- **Directions**: Find every line in the records below that holds the word "periods" and copy it.

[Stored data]
□ □ □ □

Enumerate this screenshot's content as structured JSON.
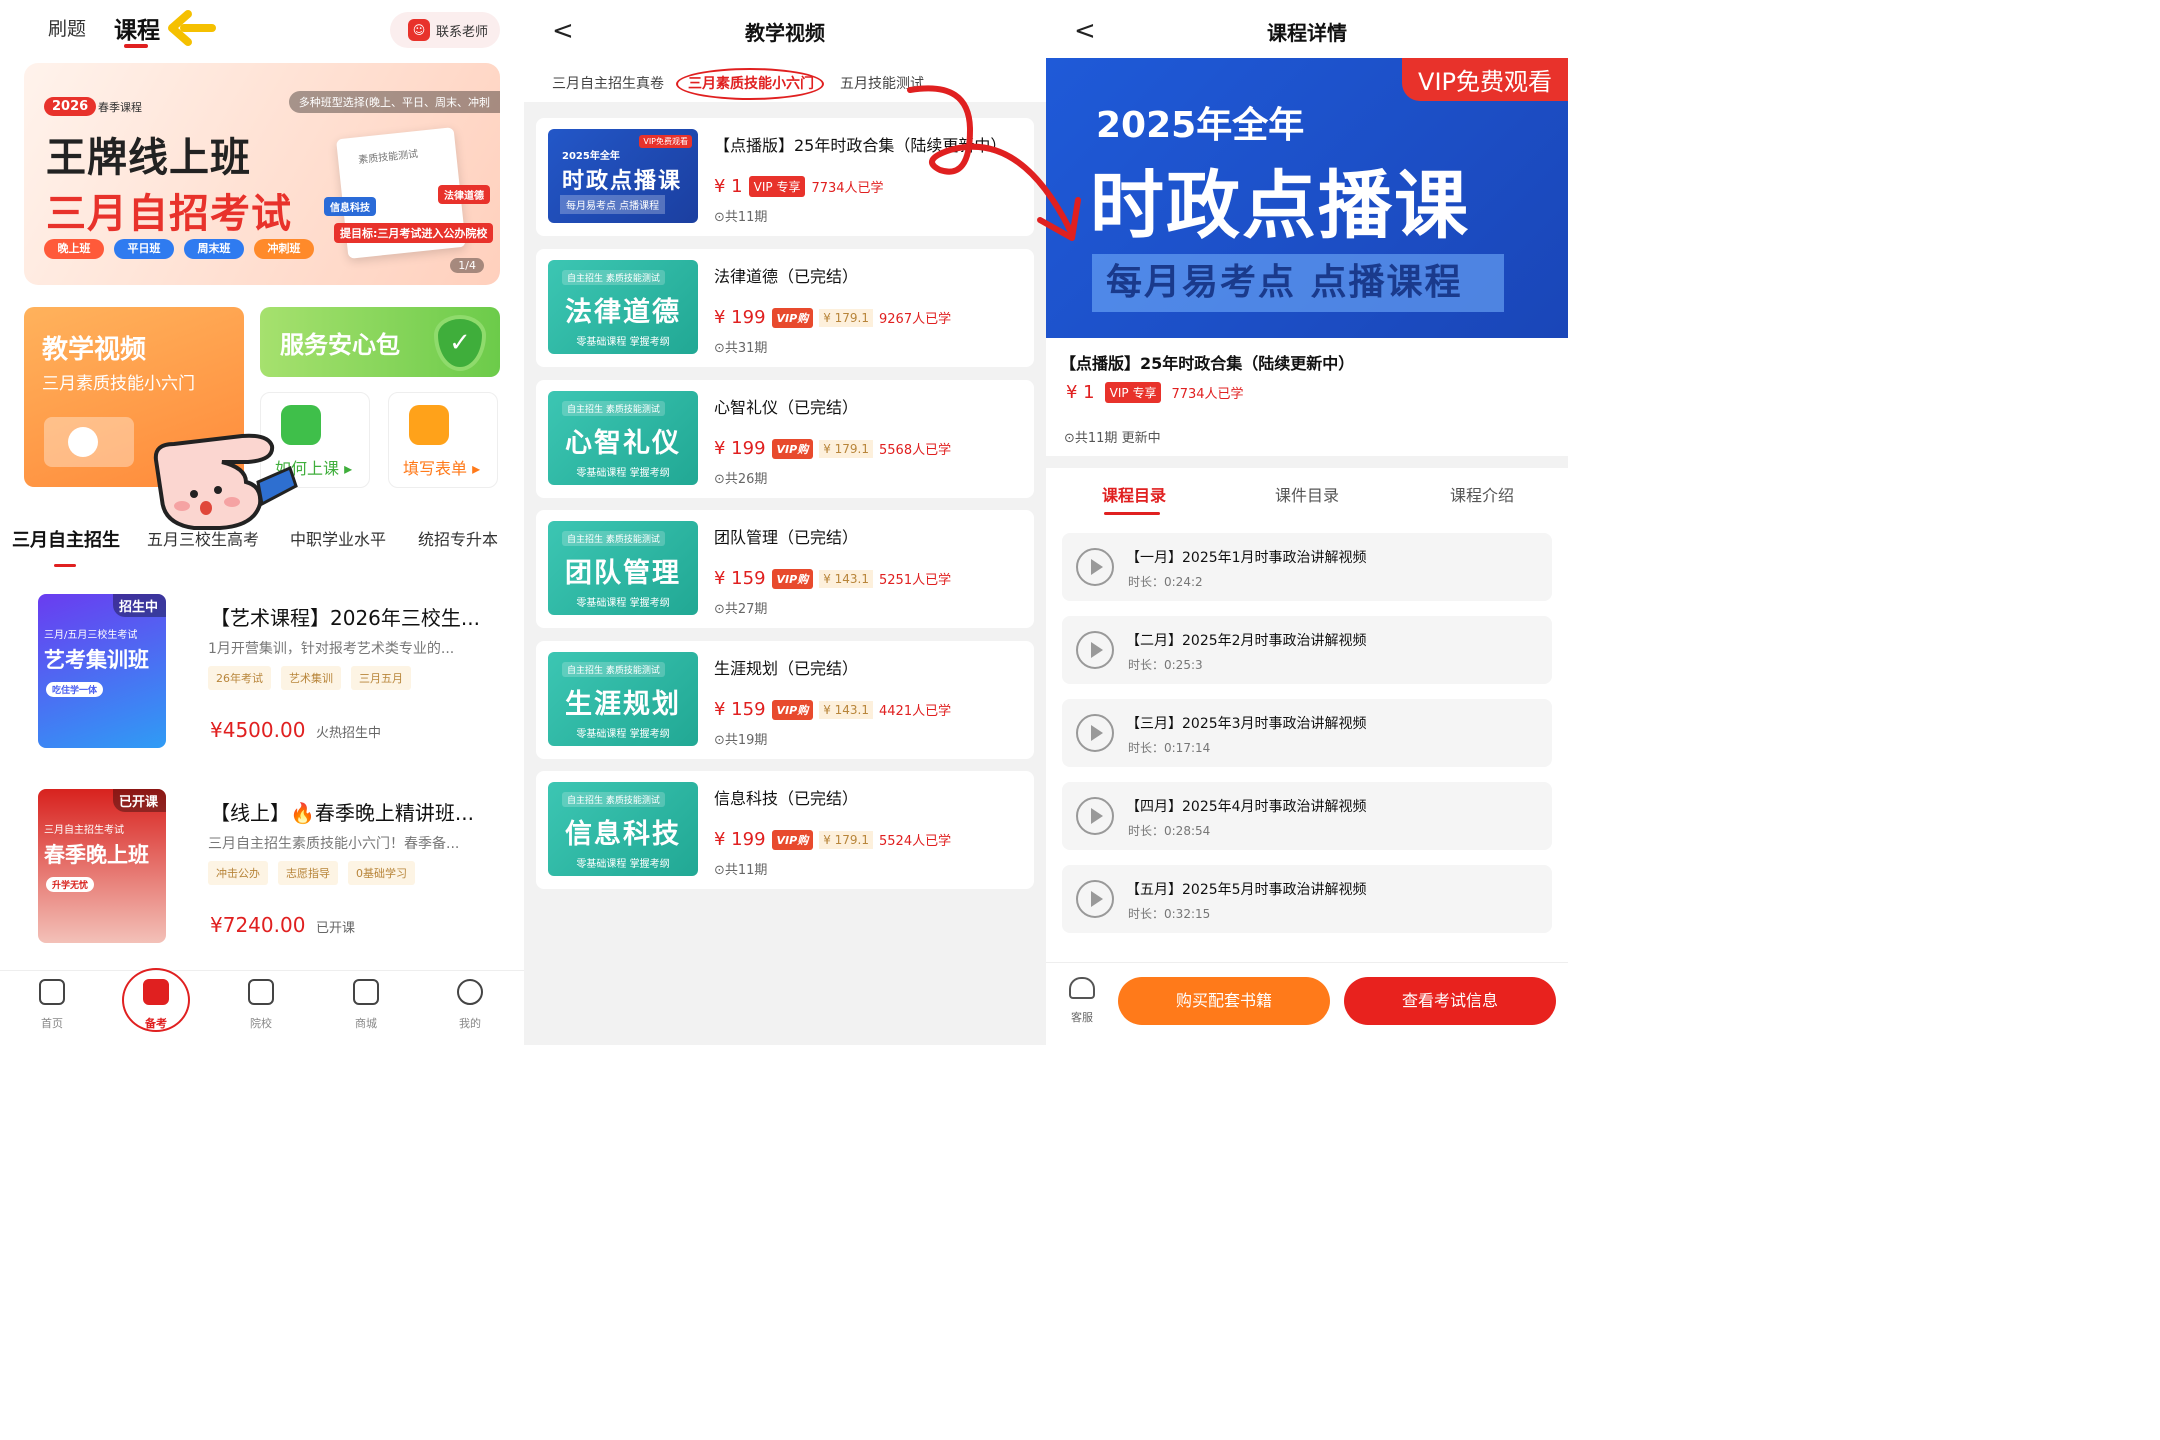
{
  "screen1": {
    "tabs": [
      "刷题",
      "课程"
    ],
    "contact_label": "联系老师",
    "banner": {
      "year": "2026",
      "season": "春季课程",
      "note": "多种班型选择(晚上、平日、周末、冲刺",
      "title1": "王牌线上班",
      "title2": "三月自招考试",
      "book_title": "素质技能测试",
      "pill1": "法律道德",
      "pill2": "信息科技",
      "pill3": "提目标:三月考试进入公办院校",
      "chips": [
        "晚上班",
        "平日班",
        "周末班",
        "冲刺班"
      ],
      "page": "1/4"
    },
    "video_card": {
      "title": "教学视频",
      "subtitle": "三月素质技能小六门"
    },
    "service_card": {
      "title": "服务安心包",
      "check": "✓"
    },
    "small_cards": [
      "如何上课 ▸",
      "填写表单 ▸"
    ],
    "categories": [
      "三月自主招生",
      "五月三校生高考",
      "中职学业水平",
      "统招专升本"
    ],
    "courses": [
      {
        "status": "招生中",
        "thumb_sub": "三月/五月三校生考试",
        "thumb_main": "艺考集训班",
        "thumb_tag": "吃住学一体",
        "title": "【艺术课程】2026年三校生...",
        "desc": "1月开营集训，针对报考艺术类专业的...",
        "tags": [
          "26年考试",
          "艺术集训",
          "三月五月"
        ],
        "price": "¥4500.00",
        "state": "火热招生中"
      },
      {
        "status": "已开课",
        "thumb_sub": "三月自主招生考试",
        "thumb_main": "春季晚上班",
        "thumb_tag": "升学无忧",
        "title": "【线上】🔥春季晚上精讲班...",
        "desc": "三月自主招生素质技能小六门！春季备...",
        "tags": [
          "冲击公办",
          "志愿指导",
          "0基础学习"
        ],
        "price": "¥7240.00",
        "state": "已开课"
      }
    ],
    "tabbar": [
      "首页",
      "备考",
      "院校",
      "商城",
      "我的"
    ]
  },
  "screen2": {
    "back": "<",
    "title": "教学视频",
    "tabs": [
      "三月自主招生真卷",
      "三月素质技能小六门",
      "五月技能测试"
    ],
    "thumb_small": "自主招生 素质技能测试",
    "thumb_foot": "零基础课程 掌握考纲",
    "first_thumb": {
      "vip": "VIP免费观看",
      "year": "2025年全年",
      "main": "时政点播课",
      "foot": "每月易考点 点播课程"
    },
    "items": [
      {
        "title": "【点播版】25年时政合集（陆续更新中）",
        "price": "¥ 1",
        "vip_label": "VIP 专享",
        "learners": "7734人已学",
        "periods": "⊙共11期"
      },
      {
        "thumb": "法律道德",
        "title": "法律道德（已完结）",
        "price": "¥ 199",
        "vip_label": "VIP购",
        "vip_price": "¥ 179.1",
        "learners": "9267人已学",
        "periods": "⊙共31期"
      },
      {
        "thumb": "心智礼仪",
        "title": "心智礼仪（已完结）",
        "price": "¥ 199",
        "vip_label": "VIP购",
        "vip_price": "¥ 179.1",
        "learners": "5568人已学",
        "periods": "⊙共26期"
      },
      {
        "thumb": "团队管理",
        "title": "团队管理（已完结）",
        "price": "¥ 159",
        "vip_label": "VIP购",
        "vip_price": "¥ 143.1",
        "learners": "5251人已学",
        "periods": "⊙共27期"
      },
      {
        "thumb": "生涯规划",
        "title": "生涯规划（已完结）",
        "price": "¥ 159",
        "vip_label": "VIP购",
        "vip_price": "¥ 143.1",
        "learners": "4421人已学",
        "periods": "⊙共19期"
      },
      {
        "thumb": "信息科技",
        "title": "信息科技（已完结）",
        "price": "¥ 199",
        "vip_label": "VIP购",
        "vip_price": "¥ 179.1",
        "learners": "5524人已学",
        "periods": "⊙共11期"
      }
    ]
  },
  "screen3": {
    "back": "<",
    "title": "课程详情",
    "hero": {
      "vip": "VIP免费观看",
      "year": "2025年全年",
      "main": "时政点播课",
      "foot": "每月易考点 点播课程"
    },
    "course_title": "【点播版】25年时政合集（陆续更新中）",
    "price": "¥ 1",
    "vip_label": "VIP 专享",
    "learners": "7734人已学",
    "meta": "⊙共11期   更新中",
    "tabs": [
      "课程目录",
      "课件目录",
      "课程介绍"
    ],
    "lessons": [
      {
        "title": "【一月】2025年1月时事政治讲解视频",
        "duration": "时长：0:24:2"
      },
      {
        "title": "【二月】2025年2月时事政治讲解视频",
        "duration": "时长：0:25:3"
      },
      {
        "title": "【三月】2025年3月时事政治讲解视频",
        "duration": "时长：0:17:14"
      },
      {
        "title": "【四月】2025年4月时事政治讲解视频",
        "duration": "时长：0:28:54"
      },
      {
        "title": "【五月】2025年5月时事政治讲解视频",
        "duration": "时长：0:32:15"
      }
    ],
    "service_label": "客服",
    "buttons": [
      "购买配套书籍",
      "查看考试信息"
    ]
  },
  "colors": {
    "brand_red": "#e02020",
    "orange": "#ff7a1a",
    "teal": "#21a894",
    "blue": "#1f5ad8"
  }
}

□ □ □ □

- **Completed task**:
        "periods": "⊙共11期"
        "periods": "⊙共31期"
        "periods": "⊙共26期"
        "periods": "⊙共27期"
        "periods": "⊙共19期"
        "periods": "⊙共11期"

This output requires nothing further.